* Data in this exercise *
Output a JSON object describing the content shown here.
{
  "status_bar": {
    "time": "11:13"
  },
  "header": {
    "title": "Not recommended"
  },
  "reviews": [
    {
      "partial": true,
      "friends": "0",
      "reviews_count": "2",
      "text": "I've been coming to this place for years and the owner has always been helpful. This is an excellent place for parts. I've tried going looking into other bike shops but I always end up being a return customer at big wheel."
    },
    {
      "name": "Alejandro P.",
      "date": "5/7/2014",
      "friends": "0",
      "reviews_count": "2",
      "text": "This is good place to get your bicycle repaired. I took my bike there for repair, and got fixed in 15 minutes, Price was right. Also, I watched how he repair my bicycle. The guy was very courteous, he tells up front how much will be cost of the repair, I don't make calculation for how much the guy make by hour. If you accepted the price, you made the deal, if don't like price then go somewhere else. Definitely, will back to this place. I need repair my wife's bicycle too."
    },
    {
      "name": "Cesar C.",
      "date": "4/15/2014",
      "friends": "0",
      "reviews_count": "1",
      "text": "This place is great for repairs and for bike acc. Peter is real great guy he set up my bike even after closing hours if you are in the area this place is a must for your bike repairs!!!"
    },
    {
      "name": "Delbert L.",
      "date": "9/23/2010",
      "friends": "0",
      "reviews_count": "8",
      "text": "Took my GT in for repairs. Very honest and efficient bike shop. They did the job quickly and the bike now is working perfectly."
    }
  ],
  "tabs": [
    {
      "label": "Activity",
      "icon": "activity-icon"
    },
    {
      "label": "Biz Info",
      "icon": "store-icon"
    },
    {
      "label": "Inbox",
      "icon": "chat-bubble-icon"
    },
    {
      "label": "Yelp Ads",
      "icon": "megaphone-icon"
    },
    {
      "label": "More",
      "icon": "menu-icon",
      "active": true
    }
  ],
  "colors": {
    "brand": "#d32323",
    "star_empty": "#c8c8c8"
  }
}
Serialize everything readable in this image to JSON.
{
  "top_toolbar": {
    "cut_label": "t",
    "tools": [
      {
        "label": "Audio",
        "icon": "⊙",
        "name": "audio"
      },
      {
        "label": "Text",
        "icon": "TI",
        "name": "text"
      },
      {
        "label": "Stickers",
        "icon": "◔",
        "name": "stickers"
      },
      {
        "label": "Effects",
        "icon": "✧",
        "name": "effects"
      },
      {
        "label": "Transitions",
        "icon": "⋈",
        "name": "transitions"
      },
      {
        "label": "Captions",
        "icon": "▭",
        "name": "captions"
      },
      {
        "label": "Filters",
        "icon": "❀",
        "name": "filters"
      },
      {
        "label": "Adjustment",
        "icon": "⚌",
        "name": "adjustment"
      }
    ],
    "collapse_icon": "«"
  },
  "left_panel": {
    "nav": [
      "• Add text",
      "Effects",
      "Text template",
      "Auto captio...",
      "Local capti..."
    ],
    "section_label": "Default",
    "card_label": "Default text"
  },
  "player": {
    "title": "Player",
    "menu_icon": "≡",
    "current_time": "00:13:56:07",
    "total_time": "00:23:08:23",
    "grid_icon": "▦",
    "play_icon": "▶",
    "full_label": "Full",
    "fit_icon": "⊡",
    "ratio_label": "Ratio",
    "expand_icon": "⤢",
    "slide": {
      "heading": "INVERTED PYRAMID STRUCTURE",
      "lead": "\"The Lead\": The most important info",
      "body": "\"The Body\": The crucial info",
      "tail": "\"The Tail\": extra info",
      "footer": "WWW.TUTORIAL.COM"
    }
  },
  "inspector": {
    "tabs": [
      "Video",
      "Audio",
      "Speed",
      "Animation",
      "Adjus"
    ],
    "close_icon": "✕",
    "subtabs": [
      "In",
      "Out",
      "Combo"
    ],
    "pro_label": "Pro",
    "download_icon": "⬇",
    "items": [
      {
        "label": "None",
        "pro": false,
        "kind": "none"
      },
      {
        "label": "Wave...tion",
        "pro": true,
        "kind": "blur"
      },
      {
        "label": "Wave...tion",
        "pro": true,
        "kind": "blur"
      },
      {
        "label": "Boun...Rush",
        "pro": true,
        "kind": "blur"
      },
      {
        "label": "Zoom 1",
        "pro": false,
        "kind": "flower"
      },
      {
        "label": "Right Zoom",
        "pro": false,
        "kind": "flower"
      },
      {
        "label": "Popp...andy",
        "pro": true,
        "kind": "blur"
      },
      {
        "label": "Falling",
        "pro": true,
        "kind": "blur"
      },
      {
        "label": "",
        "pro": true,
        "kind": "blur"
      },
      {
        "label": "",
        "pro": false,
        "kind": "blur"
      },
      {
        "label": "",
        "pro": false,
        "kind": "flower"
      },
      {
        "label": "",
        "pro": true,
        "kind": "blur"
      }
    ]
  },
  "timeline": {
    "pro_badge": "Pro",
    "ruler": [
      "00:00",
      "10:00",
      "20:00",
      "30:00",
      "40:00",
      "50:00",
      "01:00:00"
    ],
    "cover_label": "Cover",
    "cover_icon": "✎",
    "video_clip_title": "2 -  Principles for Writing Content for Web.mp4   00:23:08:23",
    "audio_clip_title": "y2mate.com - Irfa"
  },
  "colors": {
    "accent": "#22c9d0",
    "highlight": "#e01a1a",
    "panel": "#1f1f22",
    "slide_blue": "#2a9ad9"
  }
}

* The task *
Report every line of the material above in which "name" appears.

* Task output *
      "name": "Alejandro P.",
      "name": "Cesar C.",
      "name": "Delbert L.",
        "name": "audio"
        "name": "text"
        "name": "stickers"
        "name": "effects"
        "name": "transitions"
        "name": "captions"
        "name": "filters"
        "name": "adjustment"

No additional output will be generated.